The most recent act of political intolerance in political parties was the ‘plotted’ intimidation and violence against the Orange Democratic Movement (ODM) party Executive Director Magerer Langat by agitated Nairobi MCAs over the allegedly reproachful party leadership. This was not an isolated case of violence in the party. In February this year, ODM had aborted elections after the exercise was marred by chaos and violence at Kasarani Sports Centre in Nairobi. Observers and critics claimed that the violence was instigated by power-hungry individuals who are using the party as a vehicle to seek representation and political offices. A majority of political parties in Kenya have failed and/or refused to conduct party elections as most party owners are afraid of losing control of their parties.
The cases of violence and political intolerance are not new and unique to the ODM party. The United Democratic Front (UDF) party is currently experiencing party wrangles as its leader Musalia Mudavadi recently attempted to expel senators Boni Khalwale, Martha Wangari and nominated MP Hassan Osman from the party. The matter is being adjudicated by the Political Parties Disputes Tribunal following a petition filed by Hassan Osman. The United Republican Party (URP) has also suffered squabbles over supremacy and control of the party between William Ruto and Isaac Ruto. This wrangles are claimed to be affecting the Jubilee coalition which both the URP and The National Alliance (TNA) are members. TNA has further been affected by wrangles by Nyeri MCAs over who is the Assembly’s majority leader.

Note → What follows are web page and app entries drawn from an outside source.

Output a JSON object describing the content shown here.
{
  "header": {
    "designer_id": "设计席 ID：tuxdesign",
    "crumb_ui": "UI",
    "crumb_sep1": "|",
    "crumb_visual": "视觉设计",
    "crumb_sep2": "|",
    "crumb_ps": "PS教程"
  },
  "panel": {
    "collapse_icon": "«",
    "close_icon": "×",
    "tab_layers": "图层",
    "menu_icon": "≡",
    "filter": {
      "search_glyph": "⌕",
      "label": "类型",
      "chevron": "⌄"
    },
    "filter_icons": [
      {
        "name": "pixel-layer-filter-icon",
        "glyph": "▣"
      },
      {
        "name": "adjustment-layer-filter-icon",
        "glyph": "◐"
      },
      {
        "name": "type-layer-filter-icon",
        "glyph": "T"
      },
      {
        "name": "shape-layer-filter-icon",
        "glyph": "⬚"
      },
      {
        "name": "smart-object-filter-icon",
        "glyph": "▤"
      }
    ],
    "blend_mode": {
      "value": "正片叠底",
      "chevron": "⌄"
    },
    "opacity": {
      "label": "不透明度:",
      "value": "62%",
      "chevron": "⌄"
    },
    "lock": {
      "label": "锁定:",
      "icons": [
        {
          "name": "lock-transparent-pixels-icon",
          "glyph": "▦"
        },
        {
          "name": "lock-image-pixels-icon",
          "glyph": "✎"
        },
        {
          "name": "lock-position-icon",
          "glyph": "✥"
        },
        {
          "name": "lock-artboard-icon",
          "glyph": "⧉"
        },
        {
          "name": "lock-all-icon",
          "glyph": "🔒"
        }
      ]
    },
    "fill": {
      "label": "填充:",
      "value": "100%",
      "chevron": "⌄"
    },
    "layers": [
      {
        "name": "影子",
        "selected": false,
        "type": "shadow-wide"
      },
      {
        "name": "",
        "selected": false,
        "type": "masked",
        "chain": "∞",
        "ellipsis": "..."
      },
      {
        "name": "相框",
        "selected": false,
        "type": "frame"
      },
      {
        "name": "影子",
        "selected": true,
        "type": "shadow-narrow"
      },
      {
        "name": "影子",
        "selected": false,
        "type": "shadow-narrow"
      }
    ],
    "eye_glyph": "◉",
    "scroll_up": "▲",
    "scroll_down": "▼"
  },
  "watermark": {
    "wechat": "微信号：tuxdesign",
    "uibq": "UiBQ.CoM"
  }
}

Surface analysis of these on-goings in Kenyan political parties suggests party ineffectiveness and little consolidation due to a myriad of factors, the main ones being ethnicity, personalization of institutions and excessive focus on power rather than policy engagement and service to the people. They are often overly manipulated to address short-term goals rather than inculcating enduring democratic culture.

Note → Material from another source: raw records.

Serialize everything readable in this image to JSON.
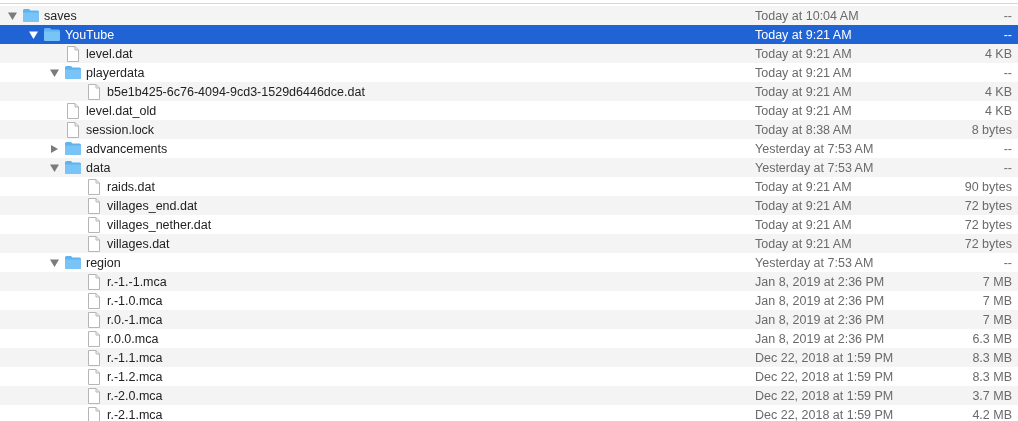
{
  "files": [
    {
      "name": "saves",
      "kind": "folder",
      "expanded": true,
      "selected": false,
      "modified": "Today at 10:04 AM",
      "size": "--",
      "children": [
        {
          "name": "YouTube",
          "kind": "folder",
          "expanded": true,
          "selected": true,
          "modified": "Today at 9:21 AM",
          "size": "--",
          "children": [
            {
              "name": "level.dat",
              "kind": "file",
              "selected": false,
              "modified": "Today at 9:21 AM",
              "size": "4 KB"
            },
            {
              "name": "playerdata",
              "kind": "folder",
              "expanded": true,
              "selected": false,
              "modified": "Today at 9:21 AM",
              "size": "--",
              "children": [
                {
                  "name": "b5e1b425-6c76-4094-9cd3-1529d6446dce.dat",
                  "kind": "file",
                  "selected": false,
                  "modified": "Today at 9:21 AM",
                  "size": "4 KB"
                }
              ]
            },
            {
              "name": "level.dat_old",
              "kind": "file",
              "selected": false,
              "modified": "Today at 9:21 AM",
              "size": "4 KB"
            },
            {
              "name": "session.lock",
              "kind": "file",
              "selected": false,
              "modified": "Today at 8:38 AM",
              "size": "8 bytes"
            },
            {
              "name": "advancements",
              "kind": "folder",
              "expanded": false,
              "selected": false,
              "modified": "Yesterday at 7:53 AM",
              "size": "--"
            },
            {
              "name": "data",
              "kind": "folder",
              "expanded": true,
              "selected": false,
              "modified": "Yesterday at 7:53 AM",
              "size": "--",
              "children": [
                {
                  "name": "raids.dat",
                  "kind": "file",
                  "selected": false,
                  "modified": "Today at 9:21 AM",
                  "size": "90 bytes"
                },
                {
                  "name": "villages_end.dat",
                  "kind": "file",
                  "selected": false,
                  "modified": "Today at 9:21 AM",
                  "size": "72 bytes"
                },
                {
                  "name": "villages_nether.dat",
                  "kind": "file",
                  "selected": false,
                  "modified": "Today at 9:21 AM",
                  "size": "72 bytes"
                },
                {
                  "name": "villages.dat",
                  "kind": "file",
                  "selected": false,
                  "modified": "Today at 9:21 AM",
                  "size": "72 bytes"
                }
              ]
            },
            {
              "name": "region",
              "kind": "folder",
              "expanded": true,
              "selected": false,
              "modified": "Yesterday at 7:53 AM",
              "size": "--",
              "children": [
                {
                  "name": "r.-1.-1.mca",
                  "kind": "file",
                  "selected": false,
                  "modified": "Jan 8, 2019 at 2:36 PM",
                  "size": "7 MB"
                },
                {
                  "name": "r.-1.0.mca",
                  "kind": "file",
                  "selected": false,
                  "modified": "Jan 8, 2019 at 2:36 PM",
                  "size": "7 MB"
                },
                {
                  "name": "r.0.-1.mca",
                  "kind": "file",
                  "selected": false,
                  "modified": "Jan 8, 2019 at 2:36 PM",
                  "size": "7 MB"
                },
                {
                  "name": "r.0.0.mca",
                  "kind": "file",
                  "selected": false,
                  "modified": "Jan 8, 2019 at 2:36 PM",
                  "size": "6.3 MB"
                },
                {
                  "name": "r.-1.1.mca",
                  "kind": "file",
                  "selected": false,
                  "modified": "Dec 22, 2018 at 1:59 PM",
                  "size": "8.3 MB"
                },
                {
                  "name": "r.-1.2.mca",
                  "kind": "file",
                  "selected": false,
                  "modified": "Dec 22, 2018 at 1:59 PM",
                  "size": "8.3 MB"
                },
                {
                  "name": "r.-2.0.mca",
                  "kind": "file",
                  "selected": false,
                  "modified": "Dec 22, 2018 at 1:59 PM",
                  "size": "3.7 MB"
                },
                {
                  "name": "r.-2.1.mca",
                  "kind": "file",
                  "selected": false,
                  "modified": "Dec 22, 2018 at 1:59 PM",
                  "size": "4.2 MB"
                }
              ]
            }
          ]
        }
      ]
    }
  ]
}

Development and articulation of party ideology should be a key component of institutionalization of political parties. Currently, party leaders are not committed to party ideology. There is mistrust among party leaders, no seriousness about party ideologies, party principles are often disregarded when pursuing personal political interests as in the ODM, URP, TNA and UDF cases above. Consequently, parties have become ‘parties for politicians’ rather than ‘parties for politics’, whereby party ideology no longer matters.

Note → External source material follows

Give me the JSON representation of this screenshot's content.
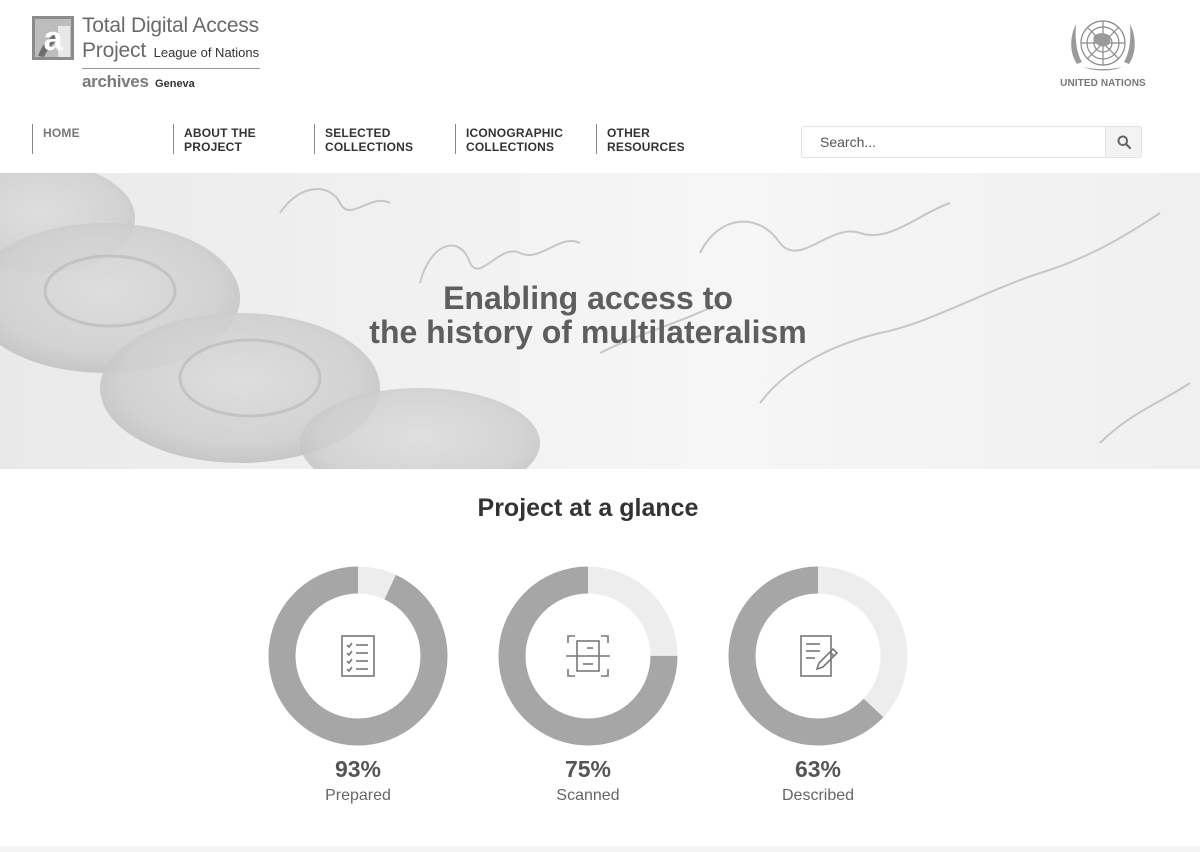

Political parties should be role models of good governance and democracy in a society. Credibility and integrity of a political party determines the quality of leadership it provides. Thus, party electoral and institutional reforms are necessary if Kenya has to make strides toward a democratic state and society. Internal democracy, thus, has to address the endemic problem of lack of transparency in the nomination process, voter bribery, intimidation, vote buying and official interference with the results. All these could be, to a large extent, minimized if the implementation of the Political Parties Act is done in spirit and letter. The Act outlaws some of these malpractices and requires political parties to enhance democracy, even in utilizing the public funds provided for in the Act. The lack of or weak intraparty democracy affects the entire political system and what happens therein is often replicated in the larger system or becomes an input in subsequent democracy-related decisions at the national level.
Political parties should democratize their candidate selection processes by adhering to party regulations and electoral procedures, widening participation among the electorate and limiting central leadership interference. This would impact positively on overall perception and respect for free and fair electoral processes on the national scale, a key component of the development of a political culture.
Lastly, intraparty democracy is the backbone of democratic governance. In this regard, the Registrar of Political Parties and the Disputes Tribunal should implement the Political Parties Act zealously to ensure compliance with its requirements. The Tribunal should for instance in its current matter sanction the party at fault with heavy penalties for flouting democratic principles and practices and to act as deterrence measure. Ethnic mobilization has been outlawed by the Political Parties Act. Hate speech must be tamed if parties have to operate in a safe political environment and inter-ethnic conflicts stemmed.
The strengthening of democratic governance thus calls for a strong culture of democracy, in particular, robust, transparent and accountable political parties. This is because political parties represent a keystone of democratic governance. Whether inside or outside of government, political parties exist to transform aggregated social interests into public policy.
Author: Kennedy Kimani
*Kennedy Kimani is the Political Parties Engagement Officer at the Institute for Education in Democracy (IED).